“The pollsters claim they fixed their polling for 2022, but I doubt it. There appears to be a bias towards the Democrats by the major media polls, but we won’t really know until the votes are counted. The thing about polling is that it is an estimation, which is always a bit uncertain. But the major media polls’ errors always seem to favor the Democrats,” Keith Naughton, the principal of Silent Majority Strategies, a political consultancy based in Germantown, Maryland, told The Epoch Times.
“I think the Democrats could be in for a rude awakening by pinning their hopes on unreliable polls that tell them what they want to hear. Bad polling does not help anyone, it just damages the credibility of the media even more,” he added.
Even experts who see the utility of polling in the context of political races acknowledge that there are things that the media could do to improve their methodology, and avoid shunting aside or denying the existence of constituencies that do not fit into their vision.
“I’m a proponent of polling. I think it’s incumbent on those who study democracy to make a solid effort to ascertain what people think,” Daron Shaw, a professor at the University of Texas at Austin, told The Epoch Times.
“There are people who do it earnestly and do it well. There may be some hacks, but more often than not, you’re talking about people who are credentialed and making a good-faith effort to find out what’s going on,” he added.
Yet even the most sophisticated methodologies come up against the fact that some constituencies are simply more responsive than others, and it just so happens that some of the prospective voters least likely tell pollsters anything tend to lean Republican, Shaw acknowledged.
“Scientifically, it’s absolutely solid, but there are enormous challenges to polling effectively in modern contexts,” he said.
As an example of the difficulties pollsters come up against, Shaw pointed to the constituency that Trump set out to galvanize in 2016 and 2020.
“Trump and others told us they were going to go out and identify those voters, less well-educated whites, who feel that they’ve been left behind. ‘We’re going to find those voters and register them.’ And people who followed voting in the Upper Midwest said, ‘Good luck,’” Shaw said.
But the Trump campaign was aggressive in pitching to these voters, and was successful. “The numbers are fairly indisputable,” he noted.
These efforts led to a high turnout for Trump in 2016 among blue-collar whites, many of whom, Shaw observed, were part of a constituency that had voted Democrat going back to the administration of Franklin Delano Roosevelt.
In the 2016 race, Trump narrowly won both Michigan, Wisconsin, and Pennsylvania by margins of 0.23 percent, 0.77 percent, and 0.72 percent, respectively.
“They turned pretty Republican, and I mention that only because that’s where all the energy has been concentrated. There were lower response rates for this particular constituency, and they were slightly underrepresented [in polling] in 2016 and maybe again in 2020,” Shaw said.

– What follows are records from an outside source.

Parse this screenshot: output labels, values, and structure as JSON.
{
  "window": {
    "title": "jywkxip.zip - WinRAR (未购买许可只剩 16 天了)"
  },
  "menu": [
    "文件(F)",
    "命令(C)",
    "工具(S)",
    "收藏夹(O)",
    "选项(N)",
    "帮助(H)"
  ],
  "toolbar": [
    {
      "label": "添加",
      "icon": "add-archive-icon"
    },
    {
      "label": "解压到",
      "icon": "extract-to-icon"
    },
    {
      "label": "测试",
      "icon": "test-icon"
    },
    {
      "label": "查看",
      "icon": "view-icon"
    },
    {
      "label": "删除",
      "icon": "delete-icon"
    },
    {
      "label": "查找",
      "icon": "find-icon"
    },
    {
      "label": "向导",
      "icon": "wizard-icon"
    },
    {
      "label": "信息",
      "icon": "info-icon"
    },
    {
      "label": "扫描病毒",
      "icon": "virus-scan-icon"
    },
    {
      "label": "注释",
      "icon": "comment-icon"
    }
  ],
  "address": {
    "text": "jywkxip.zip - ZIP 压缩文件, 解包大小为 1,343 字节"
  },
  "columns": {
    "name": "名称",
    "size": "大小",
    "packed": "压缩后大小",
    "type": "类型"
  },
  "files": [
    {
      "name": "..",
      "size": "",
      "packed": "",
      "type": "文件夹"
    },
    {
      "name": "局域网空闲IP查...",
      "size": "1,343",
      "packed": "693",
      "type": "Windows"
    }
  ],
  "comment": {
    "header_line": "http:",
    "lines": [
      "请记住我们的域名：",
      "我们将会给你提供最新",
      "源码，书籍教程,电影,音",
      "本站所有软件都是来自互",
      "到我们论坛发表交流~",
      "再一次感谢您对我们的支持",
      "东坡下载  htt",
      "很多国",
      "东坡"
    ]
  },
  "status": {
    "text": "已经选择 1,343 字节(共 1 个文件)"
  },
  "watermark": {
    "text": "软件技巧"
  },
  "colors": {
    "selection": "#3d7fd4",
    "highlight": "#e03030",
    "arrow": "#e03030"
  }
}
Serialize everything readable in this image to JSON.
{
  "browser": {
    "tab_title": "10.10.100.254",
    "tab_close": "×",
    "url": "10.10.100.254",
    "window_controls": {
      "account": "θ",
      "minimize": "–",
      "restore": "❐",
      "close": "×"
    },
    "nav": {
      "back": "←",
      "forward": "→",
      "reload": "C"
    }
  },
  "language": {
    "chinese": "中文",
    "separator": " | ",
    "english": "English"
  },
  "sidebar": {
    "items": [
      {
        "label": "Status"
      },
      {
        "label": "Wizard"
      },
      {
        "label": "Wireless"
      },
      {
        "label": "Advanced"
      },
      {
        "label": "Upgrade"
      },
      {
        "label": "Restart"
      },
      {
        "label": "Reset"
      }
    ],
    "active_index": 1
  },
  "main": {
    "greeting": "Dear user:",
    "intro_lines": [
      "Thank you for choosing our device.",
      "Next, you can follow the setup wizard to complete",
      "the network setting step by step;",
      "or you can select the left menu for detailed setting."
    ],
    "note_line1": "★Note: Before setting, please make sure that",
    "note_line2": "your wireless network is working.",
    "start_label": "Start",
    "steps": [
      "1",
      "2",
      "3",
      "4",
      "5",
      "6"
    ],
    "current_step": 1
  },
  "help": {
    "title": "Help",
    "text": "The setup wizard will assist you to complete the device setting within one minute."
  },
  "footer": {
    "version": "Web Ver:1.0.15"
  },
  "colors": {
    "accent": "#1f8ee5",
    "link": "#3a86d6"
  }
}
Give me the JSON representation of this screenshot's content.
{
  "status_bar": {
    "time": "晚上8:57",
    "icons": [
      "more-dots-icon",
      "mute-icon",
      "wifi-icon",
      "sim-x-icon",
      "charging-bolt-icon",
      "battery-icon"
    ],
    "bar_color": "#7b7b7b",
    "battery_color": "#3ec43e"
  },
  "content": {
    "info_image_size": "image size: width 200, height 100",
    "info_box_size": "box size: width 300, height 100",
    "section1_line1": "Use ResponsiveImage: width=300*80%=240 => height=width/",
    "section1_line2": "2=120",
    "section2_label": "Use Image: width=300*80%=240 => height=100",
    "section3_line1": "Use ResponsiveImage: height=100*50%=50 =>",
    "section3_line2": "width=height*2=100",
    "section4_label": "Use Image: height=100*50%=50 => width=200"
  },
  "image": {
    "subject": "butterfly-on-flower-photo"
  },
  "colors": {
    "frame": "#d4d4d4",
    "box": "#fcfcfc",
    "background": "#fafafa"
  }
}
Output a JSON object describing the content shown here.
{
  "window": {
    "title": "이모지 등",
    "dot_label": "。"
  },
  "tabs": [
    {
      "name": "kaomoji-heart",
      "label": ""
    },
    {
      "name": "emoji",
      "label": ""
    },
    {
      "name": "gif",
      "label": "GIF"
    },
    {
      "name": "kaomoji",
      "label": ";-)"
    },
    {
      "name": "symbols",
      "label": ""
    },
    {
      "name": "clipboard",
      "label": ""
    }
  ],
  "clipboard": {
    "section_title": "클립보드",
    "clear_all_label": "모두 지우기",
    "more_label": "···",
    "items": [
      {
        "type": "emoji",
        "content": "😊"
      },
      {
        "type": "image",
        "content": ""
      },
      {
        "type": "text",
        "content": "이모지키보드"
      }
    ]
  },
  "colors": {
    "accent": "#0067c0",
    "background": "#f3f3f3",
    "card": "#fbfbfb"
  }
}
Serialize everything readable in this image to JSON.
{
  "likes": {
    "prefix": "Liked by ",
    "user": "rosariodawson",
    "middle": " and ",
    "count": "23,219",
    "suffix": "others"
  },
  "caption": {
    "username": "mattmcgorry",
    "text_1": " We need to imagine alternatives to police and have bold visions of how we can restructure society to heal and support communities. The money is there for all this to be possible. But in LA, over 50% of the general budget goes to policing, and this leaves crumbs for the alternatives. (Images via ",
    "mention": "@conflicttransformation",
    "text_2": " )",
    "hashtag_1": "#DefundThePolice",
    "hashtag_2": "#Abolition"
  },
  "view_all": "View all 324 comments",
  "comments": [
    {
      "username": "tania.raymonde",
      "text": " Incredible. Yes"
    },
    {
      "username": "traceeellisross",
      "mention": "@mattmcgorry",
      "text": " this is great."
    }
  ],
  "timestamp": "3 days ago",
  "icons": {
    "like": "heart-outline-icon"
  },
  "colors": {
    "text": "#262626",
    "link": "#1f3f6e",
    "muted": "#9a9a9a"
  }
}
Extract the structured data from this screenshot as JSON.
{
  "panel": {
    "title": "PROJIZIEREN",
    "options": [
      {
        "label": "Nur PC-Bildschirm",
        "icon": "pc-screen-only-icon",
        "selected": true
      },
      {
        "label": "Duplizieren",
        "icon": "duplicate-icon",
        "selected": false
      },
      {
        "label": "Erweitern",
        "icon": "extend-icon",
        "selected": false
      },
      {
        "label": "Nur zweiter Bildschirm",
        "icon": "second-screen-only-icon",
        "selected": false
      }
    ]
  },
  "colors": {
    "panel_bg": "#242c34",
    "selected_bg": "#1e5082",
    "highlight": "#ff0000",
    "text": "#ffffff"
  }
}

The mistakes made in the past occurred through a large swath of blue-collar America, including a state, Pennsylvania, where a Senate race that has gained international attention and is considered crucial to the balance of power in Washington now unfolds.
“In 2016, the big misses were in the Upper Midwest states—Wisconsin, Michigan, and Pennsylvania—and those places were significantly under-polled,” Shaw acknowledged.
Nate Silver, the director of FiveThirtyEight, did not respond by press time to a request for comment from The Epoch Times. SOURCE